Bob Wehle possessed the passion, knowledge, objectivity, vision, commitment, resources, and intellectual curiosity to regularly test potentially promising outcrosses and– after critically analyzing the results– to reject the majority and incorporate into the Elhew totem only those new genetics providing a consequential net improvement. Equally important, he possessed the discipline to adhere for sixty-six years to his established conformation, temperament, and performance standards– and to ignore the distraction of the predictable, but fleeting, euphoria surrounding field trials’ most recent big winner with unremarkable heterogeneous genetics, and no consequential production record.
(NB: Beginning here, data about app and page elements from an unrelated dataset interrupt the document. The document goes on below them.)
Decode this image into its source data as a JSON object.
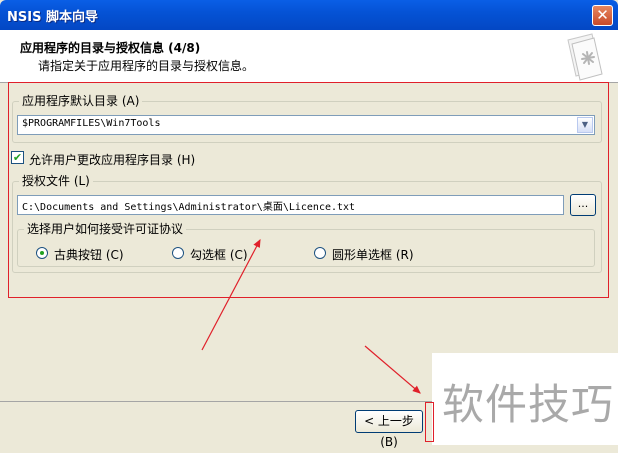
{
  "window": {
    "title": "NSIS 脚本向导",
    "close_glyph": "✕"
  },
  "header": {
    "title": "应用程序的目录与授权信息 (4/8)",
    "subtitle": "请指定关于应用程序的目录与授权信息。",
    "icon": "document-gear-icon"
  },
  "default_dir": {
    "legend": "应用程序默认目录 (A)",
    "value": "$PROGRAMFILES\\Win7Tools",
    "dropdown_glyph": "▼"
  },
  "allow_change": {
    "label": "允许用户更改应用程序目录 (H)",
    "checked": true,
    "check_glyph": "✔"
  },
  "license": {
    "legend": "授权文件 (L)",
    "value": "C:\\Documents and Settings\\Administrator\\桌面\\Licence.txt",
    "browse_label": "..."
  },
  "accept_method": {
    "legend": "选择用户如何接受许可证协议",
    "options": [
      {
        "label": "古典按钮 (C)",
        "selected": true
      },
      {
        "label": "勾选框 (C)",
        "selected": false
      },
      {
        "label": "圆形单选框 (R)",
        "selected": false
      }
    ]
  },
  "footer": {
    "back_label": "< 上一步 (B)"
  },
  "watermark": {
    "text": "软件技巧"
  },
  "colors": {
    "annotation": "#e0202a",
    "titlebar": "#0553d6",
    "check": "#21a121"
  }
}
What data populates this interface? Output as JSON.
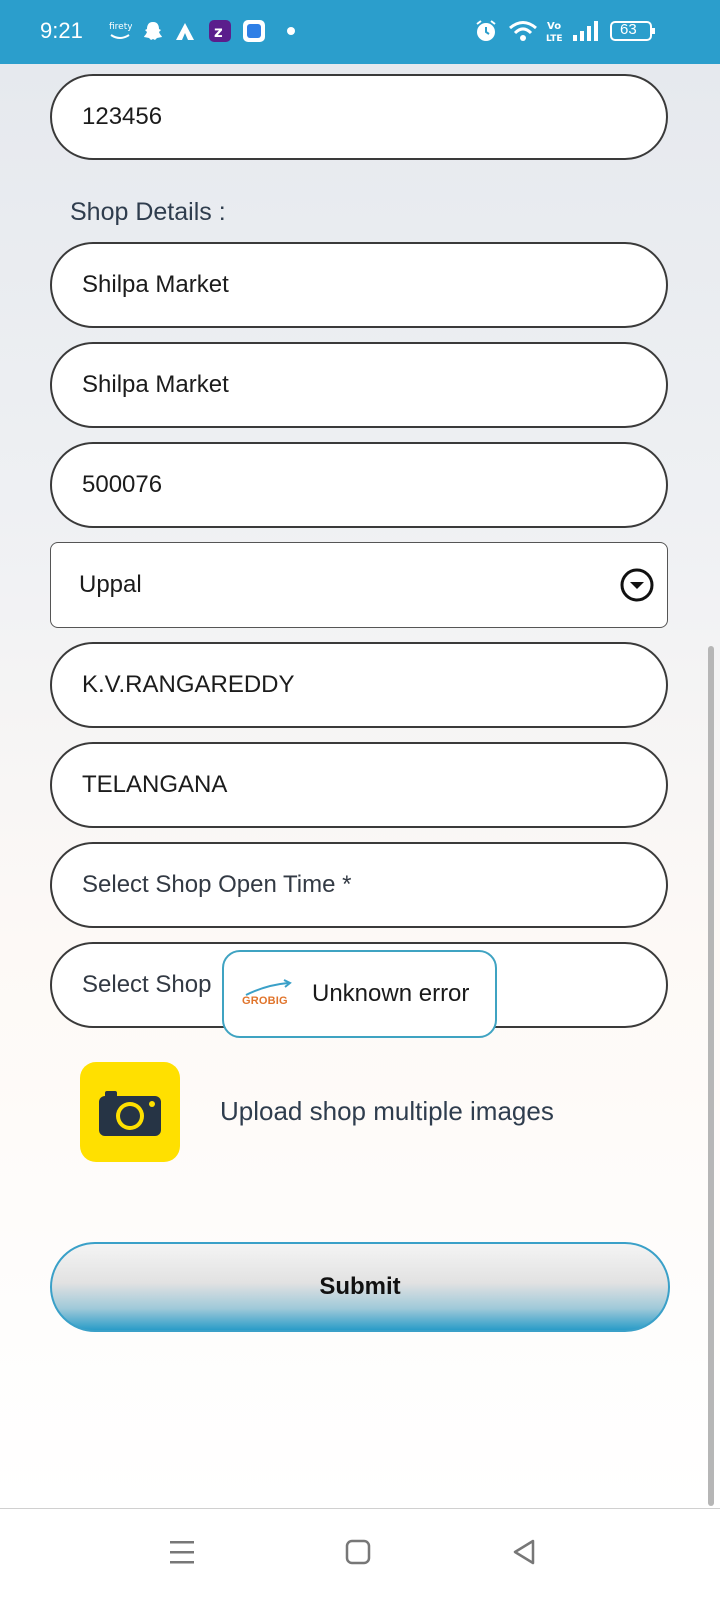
{
  "status_bar": {
    "time": "9:21",
    "battery": "63",
    "network": "Vo LTE"
  },
  "form": {
    "code_value": "123456",
    "shop_details_label": "Shop Details :",
    "shop_name": "Shilpa Market",
    "shop_address": "Shilpa Market",
    "pincode": "500076",
    "area_select": "Uppal",
    "district": "K.V.RANGAREDDY",
    "state": "TELANGANA",
    "open_time_placeholder": "Select Shop Open Time *",
    "close_time_placeholder_visible": "Select Shop",
    "upload_label": "Upload shop multiple images",
    "submit_label": "Submit"
  },
  "toast": {
    "logo_text": "GROBIG",
    "message": "Unknown error"
  },
  "colors": {
    "status_bar": "#2b9ecc",
    "camera_tile": "#ffe000",
    "submit_accent": "#2a9cc8",
    "toast_border": "#3fa3c2"
  },
  "icons": {
    "camera": "camera-icon",
    "dropdown": "chevron-down-circle-icon",
    "nav_menu": "menu-icon",
    "nav_home": "home-square-icon",
    "nav_back": "back-triangle-icon"
  }
}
The modern Elhew pointer is a thoughtfully crafted blend by the most accomplished sporting dog breeder of all time of Red Water Rex, Guard Rail, Hook’s Bounty Hunter, Dunn’s Fearless Bud, and old Elhew Kennel champion genetics. All of these named dogs were demonstrated prepotent sires, and three are enshrined in the Field Trial Hall of Fame. Few knowledgeable students of the breed would suggest that the intelligent blending of these proven outstanding genetics could not consistently produce class bird dogs, and that judicious selective breeding of only proven, superior individuals from within this extraordinary gene pool would not ensure continuous improvement of the phenotype in virtual perpetuity. Bob Wehle demonstrated the ability to do so consistently, by breeding only the best representatives of his bloodline, and skillfully matching complimentary sires and dams. All of the qualities desired in a complete bird dog– what Mr. Wehle termed “a class gentleman’s shooting dog”– are in this unique gene pool, his incomparable, fragile legacy.
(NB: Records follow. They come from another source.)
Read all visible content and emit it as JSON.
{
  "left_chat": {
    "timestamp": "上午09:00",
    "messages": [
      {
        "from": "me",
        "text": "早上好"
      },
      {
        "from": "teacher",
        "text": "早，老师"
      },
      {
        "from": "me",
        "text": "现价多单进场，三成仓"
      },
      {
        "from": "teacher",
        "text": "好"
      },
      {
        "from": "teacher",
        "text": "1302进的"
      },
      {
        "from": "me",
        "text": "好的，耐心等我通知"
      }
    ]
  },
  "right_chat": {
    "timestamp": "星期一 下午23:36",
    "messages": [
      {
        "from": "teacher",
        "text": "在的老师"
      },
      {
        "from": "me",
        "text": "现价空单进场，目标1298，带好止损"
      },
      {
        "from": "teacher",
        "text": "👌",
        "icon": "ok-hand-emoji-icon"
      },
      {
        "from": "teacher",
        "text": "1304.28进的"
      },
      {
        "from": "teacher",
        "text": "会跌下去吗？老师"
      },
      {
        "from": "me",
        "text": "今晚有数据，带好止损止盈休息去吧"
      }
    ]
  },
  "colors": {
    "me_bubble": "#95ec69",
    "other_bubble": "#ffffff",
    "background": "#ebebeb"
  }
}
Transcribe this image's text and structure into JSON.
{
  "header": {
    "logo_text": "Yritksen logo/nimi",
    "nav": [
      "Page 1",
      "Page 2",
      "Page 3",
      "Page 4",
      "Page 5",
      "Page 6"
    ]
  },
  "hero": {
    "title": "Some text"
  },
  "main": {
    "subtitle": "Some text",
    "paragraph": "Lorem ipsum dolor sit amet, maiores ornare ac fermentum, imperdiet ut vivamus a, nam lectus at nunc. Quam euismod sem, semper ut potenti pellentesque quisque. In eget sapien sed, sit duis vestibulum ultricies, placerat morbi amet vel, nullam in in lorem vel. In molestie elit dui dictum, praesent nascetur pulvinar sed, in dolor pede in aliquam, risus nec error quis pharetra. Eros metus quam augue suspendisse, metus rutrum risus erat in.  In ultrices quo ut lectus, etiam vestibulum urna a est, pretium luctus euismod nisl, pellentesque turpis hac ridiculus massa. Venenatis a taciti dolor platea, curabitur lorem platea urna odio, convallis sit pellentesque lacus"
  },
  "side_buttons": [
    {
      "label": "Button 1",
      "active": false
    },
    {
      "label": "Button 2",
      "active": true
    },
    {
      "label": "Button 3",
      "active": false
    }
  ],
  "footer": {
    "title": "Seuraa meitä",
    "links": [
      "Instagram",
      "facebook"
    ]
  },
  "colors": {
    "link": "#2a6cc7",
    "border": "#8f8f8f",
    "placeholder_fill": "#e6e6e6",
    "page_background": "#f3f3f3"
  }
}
For those who would follow– and whom embrace Mr. Wehle’s exacting conformation, temperament, and performance standards– the bar is set high, but the heavy lifting has been accomplished. Current and future breeders can not only preserve, but can continuously improve, the quality of the Elhew bloodline while breeding exclusively within the existing gene pool, providing that they have the experience to “know what good looks like”. Their challenge is to intelligently craft breedings employing only the best, proven representatives of the Elhew totem with the same skill and insight as did Bob Wehle, on whose shoulders they stand.